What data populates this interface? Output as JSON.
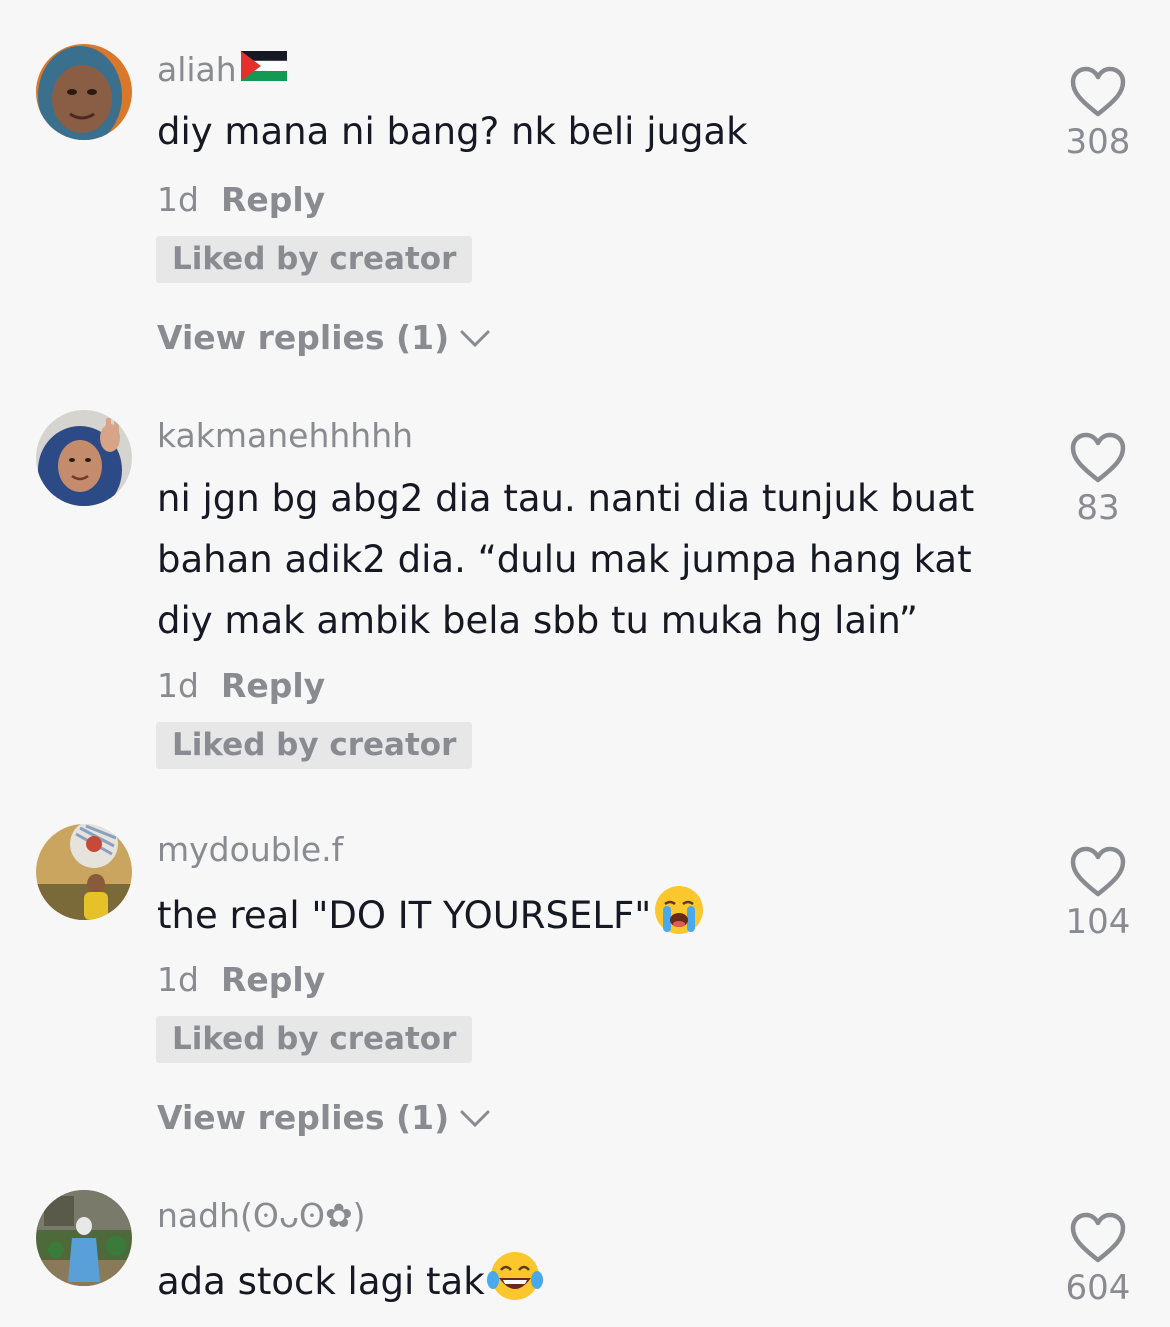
{
  "comments": [
    {
      "username": "aliah",
      "flag": "palestine-flag",
      "text": "diy mana ni bang? nk beli jugak",
      "time": "1d",
      "reply_label": "Reply",
      "liked_badge": "Liked by creator",
      "view_replies": "View replies (1)",
      "likes": "308"
    },
    {
      "username": "kakmanehhhhh",
      "text": "ni jgn bg abg2 dia tau. nanti dia tunjuk buat bahan adik2 dia. “dulu mak jumpa hang kat diy mak ambik bela sbb tu muka hg lain”",
      "time": "1d",
      "reply_label": "Reply",
      "liked_badge": "Liked by creator",
      "likes": "83"
    },
    {
      "username": "mydouble.f",
      "text": "the real \"DO IT YOURSELF\"",
      "emoji": "loudly-crying-face",
      "time": "1d",
      "reply_label": "Reply",
      "liked_badge": "Liked by creator",
      "view_replies": "View replies (1)",
      "likes": "104"
    },
    {
      "username": "nadh(ʘᴗʘ✿)",
      "text": "ada stock lagi tak",
      "emoji": "face-with-tears-of-joy",
      "likes": "604"
    }
  ],
  "colors": {
    "background": "#f7f7f7",
    "primary_text": "#161823",
    "secondary_text": "#8a8b91",
    "badge_bg": "#e7e7e8"
  }
}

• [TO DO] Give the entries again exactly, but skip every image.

• [EXERCISE RESPONSE]
What data populates this interface? Output as JSON.
{
  "comments": [
    {
      "username": "aliah",
      "flag": "palestine-flag",
      "text": "diy mana ni bang? nk beli jugak",
      "time": "1d",
      "reply_label": "Reply",
      "liked_badge": "Liked by creator",
      "view_replies": "View replies (1)",
      "likes": "308"
    },
    {
      "username": "kakmanehhhhh",
      "text": "ni jgn bg abg2 dia tau. nanti dia tunjuk buat bahan adik2 dia. “dulu mak jumpa hang kat diy mak ambik bela sbb tu muka hg lain”",
      "time": "1d",
      "reply_label": "Reply",
      "liked_badge": "Liked by creator",
      "likes": "83"
    },
    {
      "username": "mydouble.f",
      "text": "the real \"DO IT YOURSELF\"",
      "emoji": "loudly-crying-face",
      "time": "1d",
      "reply_label": "Reply",
      "liked_badge": "Liked by creator",
      "view_replies": "View replies (1)",
      "likes": "104"
    },
    {
      "username": "nadh(ʘᴗʘ✿)",
      "text": "ada stock lagi tak",
      "emoji": "face-with-tears-of-joy",
      "likes": "604"
    }
  ],
  "colors": {
    "background": "#f7f7f7",
    "primary_text": "#161823",
    "secondary_text": "#8a8b91",
    "badge_bg": "#e7e7e8"
  }
}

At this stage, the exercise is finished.